- As you pursue excellence, don't be deterred by mistakes.
- Thomas Edison viewed mistakes as his education.
- Winston Churchill's address to his former school: "Young men, never give up! Never give up!
Never give up! Never! Never! Never!"
- We all admire people who make mistakes but work hard not to repeat them.
- God has not called us to success, but to faithfulness.
- Don't focus on results.
A commitment to excellence may lead us to focus on the results of our efforts. We can become trapped by the idea that, unless we are successful, we are doing something wrong in God's sight.
- Depression can easily occur when the results we anticipated don't materialize.
- Mother Theresa was an example of a person motivated by faithfulness.
Soon after Mother Theresa received the Nobel Peace Prize for her work in Calcutta, she was asked by a reporter how she could dedicate herself to her work when it was obvious she was not going to eliminate hunger, disease, and
poverty from that densely populated city in India. Her reply was simple yet profound: she said, "God has not called us to success, but to faithfulness."
- In this country as in nowhere else in the world, we are obsessed with success.
Nothing is worth doing unless there is a reasonable hope of success. And if success is not achieved, then we have failed.
- Our task in evangelism is to share the gospel and to leave the results to God.
Mother Theresa's point was that this philosophy applies to everything we do.
- God puts us where He wants us and not necessarily where we want to be.
- God puts us where we will glorify Him.
Notice God's unutterable waste of saints, according to the judgment of the world. God plants His saints in the most useless places. We say--God intends me to be here because I am so useful. Jesus never estimated His life along the line of the greatest use. God puts his saints where they will glorify Him, and we are no judges at all of where that is (Oswald Chambers, My Utmost for His Highest).
- There is always a purpose to where we are. The Lord will never waste your time.
- The Probe scientist mentioned earlier spent five-and-a-half years in a doctoral project that failed. He conducted endless experiments that never achieved what he had hoped, which meant no scientific publications. He felt success was necessary for credibility in his ministry, but the Lord had planned it otherwise. He had to live out Mother Theresa's words more
completely than he had ever dreamed. Yet he learned a -great deal about living the Christian life in the midst of difficult circumstances.
- Orient all your studies according to a Christian world view.
Stand firm and do not neglect your personal relationship with the risen Christ. He alone is our "'exceedingly great reward" (Gen. 15:1).
- Develop a teachable spirit and cultivate the art of asking questions.
- Pursue excellence in everything you do as a basic form of Christian witness.
- Avoid the temptation of "success at all costs," and live your life in faithfulness to the One who has called you.
- Consider these verses:
James 1:2-4 - Consider the trials pure joy.
Philippians 4:4 and 2:2-4 - Like Paul, rejoice in all circumstances and regard even hostile professors as more important than yourselves.
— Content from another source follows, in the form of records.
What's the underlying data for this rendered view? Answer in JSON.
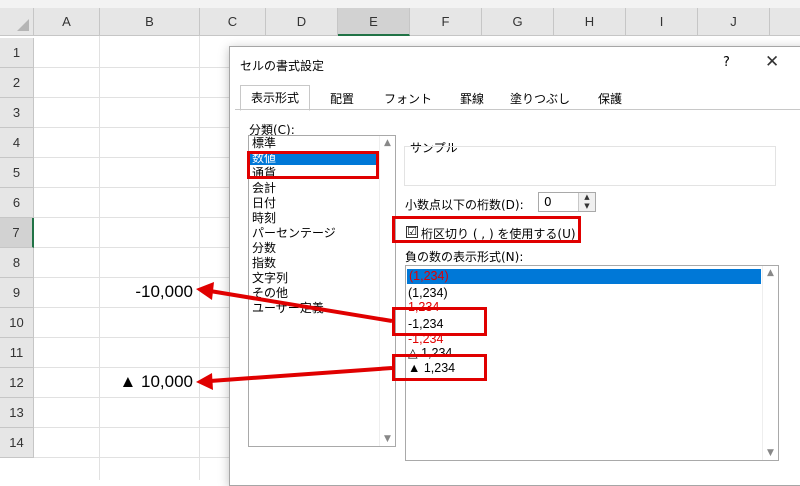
{
  "sheet": {
    "columns": [
      "A",
      "B",
      "C",
      "D",
      "E",
      "F",
      "G",
      "H",
      "I",
      "J"
    ],
    "selected_column": "E",
    "rows": [
      "1",
      "2",
      "3",
      "4",
      "5",
      "6",
      "7",
      "8",
      "9",
      "10",
      "11",
      "12",
      "13",
      "14"
    ],
    "selected_row": "7",
    "cells": {
      "B9": "-10,000",
      "B12": "▲ 10,000"
    }
  },
  "dialog": {
    "title": "セルの書式設定",
    "help": "?",
    "close": "✕",
    "tabs": [
      "表示形式",
      "配置",
      "フォント",
      "罫線",
      "塗りつぶし",
      "保護"
    ],
    "active_tab": "表示形式",
    "category_label": "分類(C):",
    "categories": [
      "標準",
      "数値",
      "通貨",
      "会計",
      "日付",
      "時刻",
      "パーセンテージ",
      "分数",
      "指数",
      "文字列",
      "その他",
      "ユーザー定義"
    ],
    "selected_category": "数値",
    "sample_label": "サンプル",
    "decimals_label": "小数点以下の桁数(D):",
    "decimals_value": "0",
    "thousands_label": "桁区切り ( , ) を使用する(U)",
    "thousands_checked": "☑",
    "negative_label": "負の数の表示形式(N):",
    "negative_formats": [
      {
        "text": "(1,234)",
        "color": "#e00000",
        "selected": true
      },
      {
        "text": "(1,234)",
        "color": "#000000"
      },
      {
        "text": "1,234",
        "color": "#e00000"
      },
      {
        "text": "-1,234",
        "color": "#000000"
      },
      {
        "text": "-1,234",
        "color": "#e00000"
      },
      {
        "text": "△ 1,234",
        "color": "#000000"
      },
      {
        "text": "▲ 1,234",
        "color": "#000000"
      }
    ]
  },
  "colors": {
    "annotation": "#e00000",
    "selection": "#0078d7",
    "excel_green": "#217346"
  }
}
I Thessalonians 2:17-20 - You, the student are our hope, our joy,- our crown of exultation.
- Kachur, Robert M., ed. The Complete Campus Companion. Downers Grove, Ill.: InterVarsity, 1988.
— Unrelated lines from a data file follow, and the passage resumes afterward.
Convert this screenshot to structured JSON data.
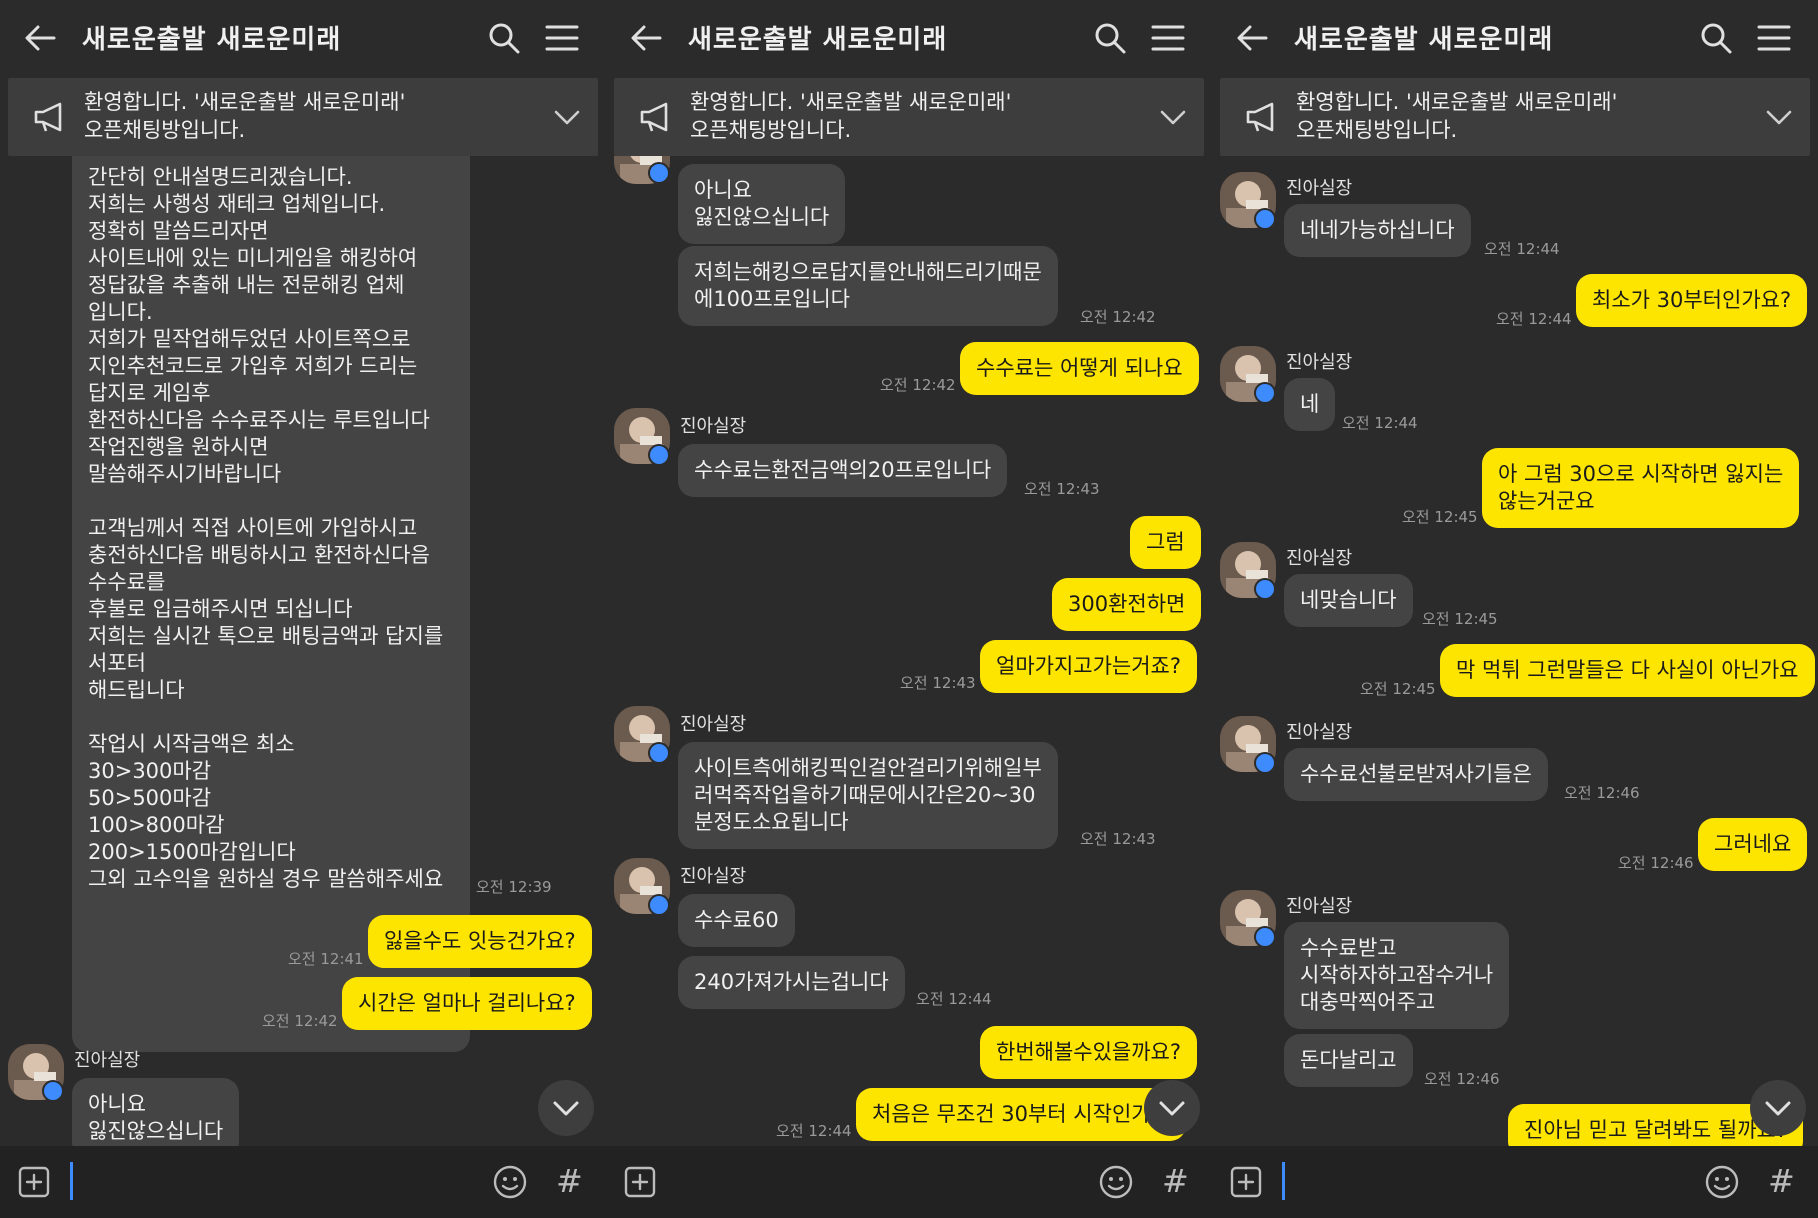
{
  "app": {
    "title": "새로운출발 새로운미래",
    "notice": "환영합니다. '새로운출발 새로운미래'\n오픈채팅방입니다.",
    "sender_name": "진아실장",
    "colors": {
      "background": "#2b2b2b",
      "incoming_bubble": "#444444",
      "outgoing_bubble": "#fee500",
      "notice_bg": "#3d3d3d",
      "accent": "#3d8bfd"
    }
  },
  "panels": [
    {
      "messages": [
        {
          "text": "간단히 안내설명드리겠습니다.\n저희는 사행성 재테크 업체입니다.\n정확히 말씀드리자면\n사이트내에 있는 미니게임을 해킹하여\n정답값을 추출해 내는 전문해킹 업체\n입니다.\n저희가 밑작업해두었던 사이트쪽으로\n지인추천코드로 가입후 저희가 드리는\n답지로 게임후\n환전하신다음 수수료주시는 루트입니다\n작업진행을 원하시면\n말씀해주시기바랍니다\n\n고객님께서 직접 사이트에 가입하시고\n충전하신다음 배팅하시고 환전하신다음\n수수료를\n후불로 입금해주시면 되십니다\n저희는 실시간 톡으로 배팅금액과 답지를\n서포터\n해드립니다\n\n작업시 시작금액은 최소\n30>300마감\n50>500마감\n100>800마감\n200>1500마감입니다\n그외 고수익을 원하실 경우 말씀해주세요",
          "time": "오전 12:39"
        },
        {
          "text": "잃을수도 잇능건가요?",
          "time": "오전 12:41"
        },
        {
          "text": "시간은 얼마나 걸리나요?",
          "time": "오전 12:42"
        },
        {
          "text": "아니요\n잃진않으십니다"
        }
      ]
    },
    {
      "messages": [
        {
          "text": "아니요\n잃진않으십니다"
        },
        {
          "text": "저희는해킹으로답지를안내해드리기때문\n에100프로입니다",
          "time": "오전 12:42"
        },
        {
          "text": "수수료는 어떻게 되나요",
          "time": "오전 12:42"
        },
        {
          "text": "수수료는환전금액의20프로입니다",
          "time": "오전 12:43"
        },
        {
          "text": "그럼"
        },
        {
          "text": "300환전하면"
        },
        {
          "text": "얼마가지고가는거죠?",
          "time": "오전 12:43"
        },
        {
          "text": "사이트측에해킹픽인걸안걸리기위해일부\n러먹죽작업을하기때문에시간은20~30\n분정도소요됩니다",
          "time": "오전 12:43"
        },
        {
          "text": "수수료60"
        },
        {
          "text": "240가져가시는겁니다",
          "time": "오전 12:44"
        },
        {
          "text": "한번해볼수있을까요?"
        },
        {
          "text": "처음은 무조건 30부터 시작인가요",
          "time": "오전 12:44"
        }
      ]
    },
    {
      "messages": [
        {
          "text": "네네가능하십니다",
          "time": "오전 12:44"
        },
        {
          "text": "최소가 30부터인가요?",
          "time": "오전 12:44"
        },
        {
          "text": "네",
          "time": "오전 12:44"
        },
        {
          "text": "아 그럼 30으로 시작하면 잃지는\n않는거군요",
          "time": "오전 12:45"
        },
        {
          "text": "네맞습니다",
          "time": "오전 12:45"
        },
        {
          "text": "막 먹튀 그런말들은 다 사실이 아닌가요",
          "time": "오전 12:45"
        },
        {
          "text": "수수료선불로받져사기들은",
          "time": "오전 12:46"
        },
        {
          "text": "그러네요",
          "time": "오전 12:46"
        },
        {
          "text": "수수료받고\n시작하자하고잠수거나\n대충막찍어주고"
        },
        {
          "text": "돈다날리고",
          "time": "오전 12:46"
        },
        {
          "text": "진아님 믿고 달려봐도 될까요?"
        }
      ]
    }
  ]
}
- Such questions as How do I find enough time for job, studies and fun? What should I major in? What do I do when my prof attacks the Bible? Should I go Greek? How do I find Christians on campus? and many others are answered in this very practical book. Each chapter is short and to the point. It truly is a "campus companion."
- Lamb, Jonathan. How to Survive as a Student. Downers Grove, Ill.: InterVarsity, 1985.
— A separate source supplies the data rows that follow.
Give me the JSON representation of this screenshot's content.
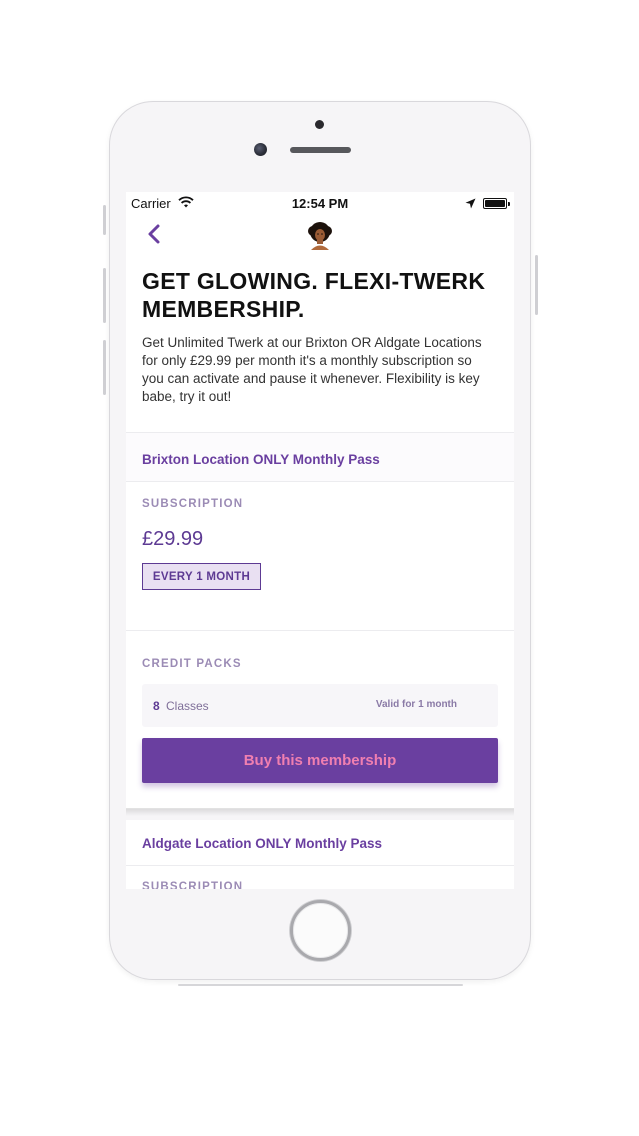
{
  "status_bar": {
    "carrier": "Carrier",
    "time": "12:54 PM"
  },
  "icons": {
    "back": "chevron-left-icon",
    "avatar": "profile-avatar-icon",
    "wifi": "wifi-icon",
    "location": "location-arrow-icon",
    "battery": "battery-icon"
  },
  "colors": {
    "brand_purple": "#6a3fa0",
    "button_text_pink": "#f07fb0",
    "badge_bg": "#e9e0f2"
  },
  "page": {
    "title": "GET GLOWING. FLEXI-TWERK MEMBERSHIP.",
    "description": "Get Unlimited Twerk at our Brixton OR Aldgate Locations for only £29.99 per month it's a monthly subscription so you can activate and pause it whenever. Flexibility is key babe, try it out!"
  },
  "memberships": [
    {
      "name": "Brixton Location ONLY Monthly Pass",
      "subscription_label": "SUBSCRIPTION",
      "price": "£29.99",
      "interval": "EVERY 1 MONTH",
      "credit_packs_label": "CREDIT PACKS",
      "credit_count": "8",
      "credit_unit": "Classes",
      "validity": "Valid for 1 month",
      "buy_label": "Buy this membership"
    },
    {
      "name": "Aldgate Location ONLY Monthly Pass",
      "subscription_label": "SUBSCRIPTION"
    }
  ]
}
- By interweaving pertinent passages of Scripture, the author provides wise counsel as to how to live as a student and a Christian.
- Sire, James W. Chris Chrisman Goes to College. Downers Grove, Ill.: InterVarsity, 1993.
- In a
very engaging style, Sire provides the reader with insights into the major world views on our campuses and at the same time tells the story of the questions, doubts, discoveries, and joys of several college friends. This book is highly recommended.